Joey Reda, a staff writer for The Classic and CSOM ’21, delivered a brief eulogy in front of the Doug Flutie statue, which hosted a shrine adorned with candles and a black-and-white photo of Addazio. Prior to his remarks, Reda saluted the shrine to the former football coach.
“We are gathered here today to celebrate the life of just a guy being a dude—Boston College head football coach Steve Addazio,” Reda said.
Addazio garnered internet fame in a Vine that went viral in June 2013. Against the backdrop of football practice at Alumni, Addazio remarked, “What’s better than this—guys bein’ dudes?” To date, the Vine has over 31.5 million loops on the once-popular platform, which was shut down in 2016. Addazio responded to his instant fame with a string of BC football-themed Vines, including one that featured Addazio quoting lyrics from “Stuck In The Middle With You.”
For the eulogy, Reda pulled heavily from Addazio’s Vine career, as well as quotes from press conferences Addazio held during his time at BC.
“It’ll come together, and it’ll be beautiful—you can write that down,” Addazio said at an Oct. 7, 2017 press conference after BC lost, 23-10, to Virginia Tech.
“Although things never came together, it was still beautiful,” Reda said at the vigil on Wednesday.
Addazio ended his tenure with a 44-44 record and led BC to bowl games in six of his seven seasons with the team.

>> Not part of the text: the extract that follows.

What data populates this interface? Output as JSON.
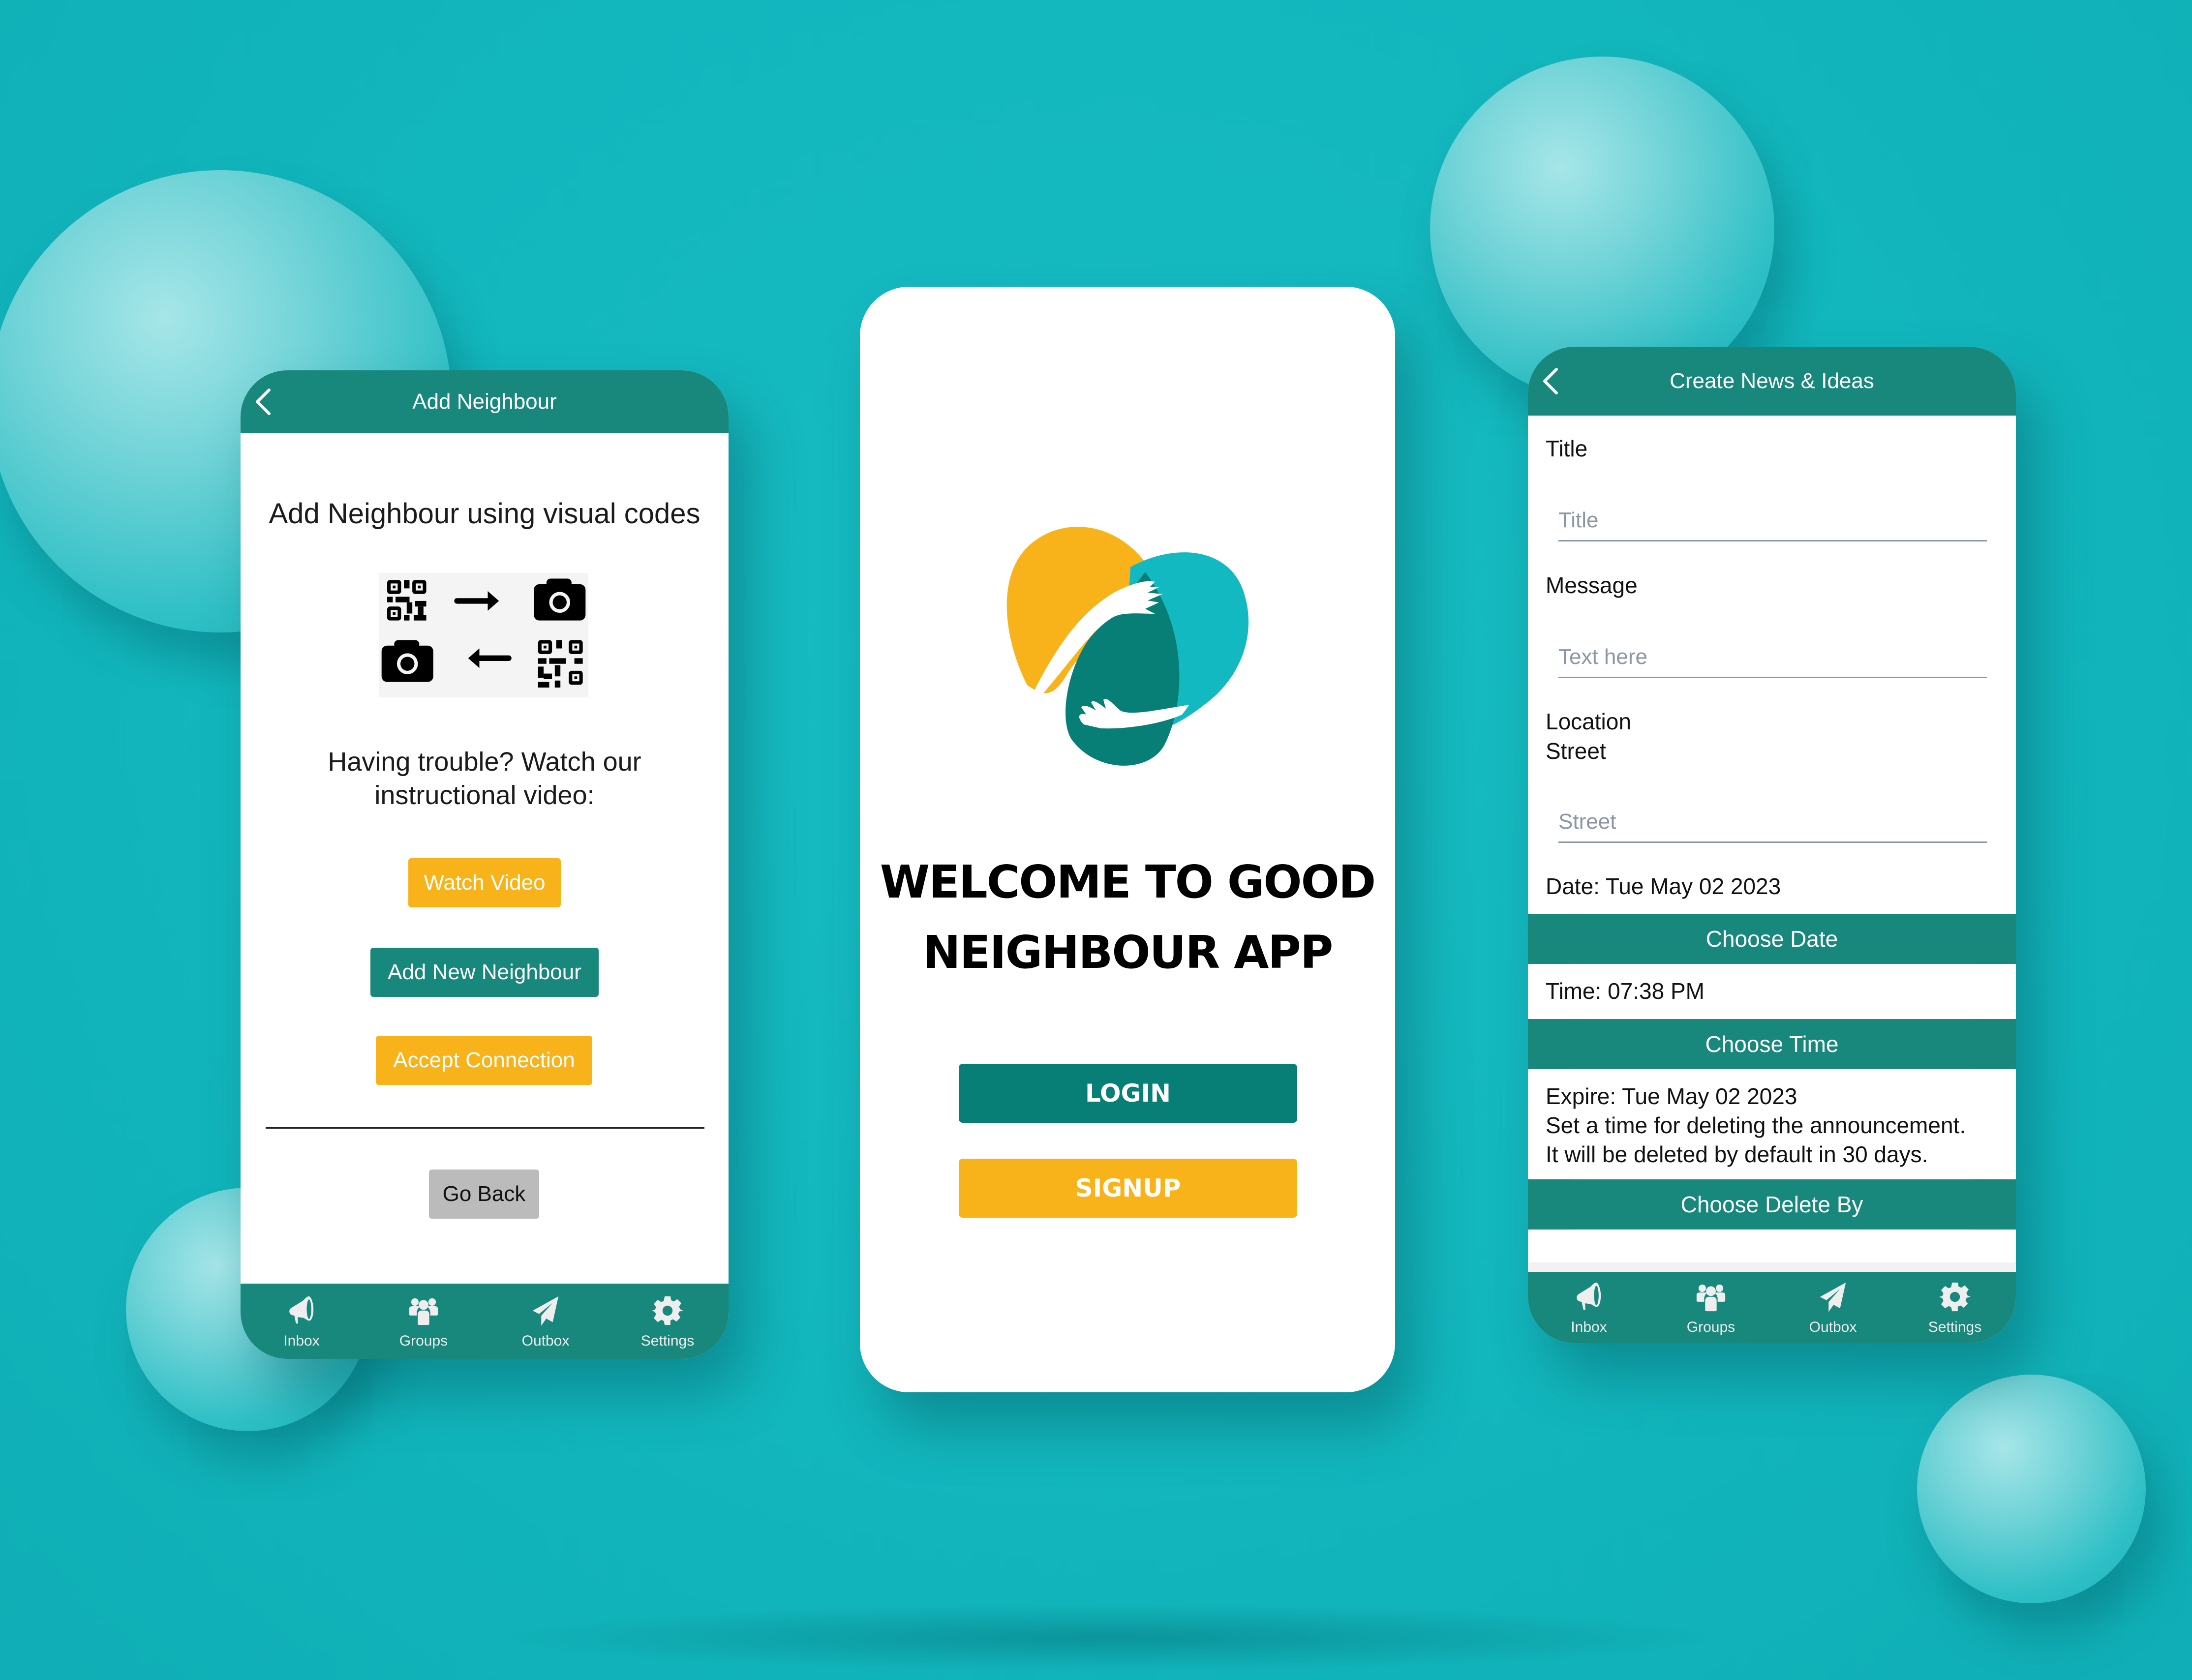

Following the eulogy, Reda led the crowd of roughly 20 mourners in singing “Amazing Grace.” Once Whitney Houston’s iconic “I Will Always Love You” began to play, Reda kneeled in front of the candles at the foot of the statue, which were arranged in a cross formation, to pay his respects.
When the candle flames blew out, MaryElizabeth Mooney, editor-in-chief of The Classic and MCAS ’20, attempted to light the picture of Addazio on fire, but the paper would not catch. The melting snow on the statue appeared to moisten the picture, making it difficult to burn. Mooney responded by tearing the picture in half and letting the pieces fall to the ground.
The Classic’s vigil builds on a string of public events the historically elusive student publication has held in the past year. Although The Classic still publishes its satire without bylines, members of the paper gave speeches at NECTalks, a parody of TEDTalks, in March, and protested to abolish UGBC in May.
Despite the abrupt end to Addazio’s BC career, Reda offered some hope for the former coach’s future.
“I take great solace in the fact that Steve will go onto a better place—probably as an assistant coach at Clemson or Ohio State, where he’ll have plenty of room to run right up the middle, over and over and over again,” Reda said.
Correction (12/5/19, 4:45 p.m.): The Meatball Obsession vigil was not hosted by the New England Classic, as originally reported.
Featured Image Courtesy of the New England Classic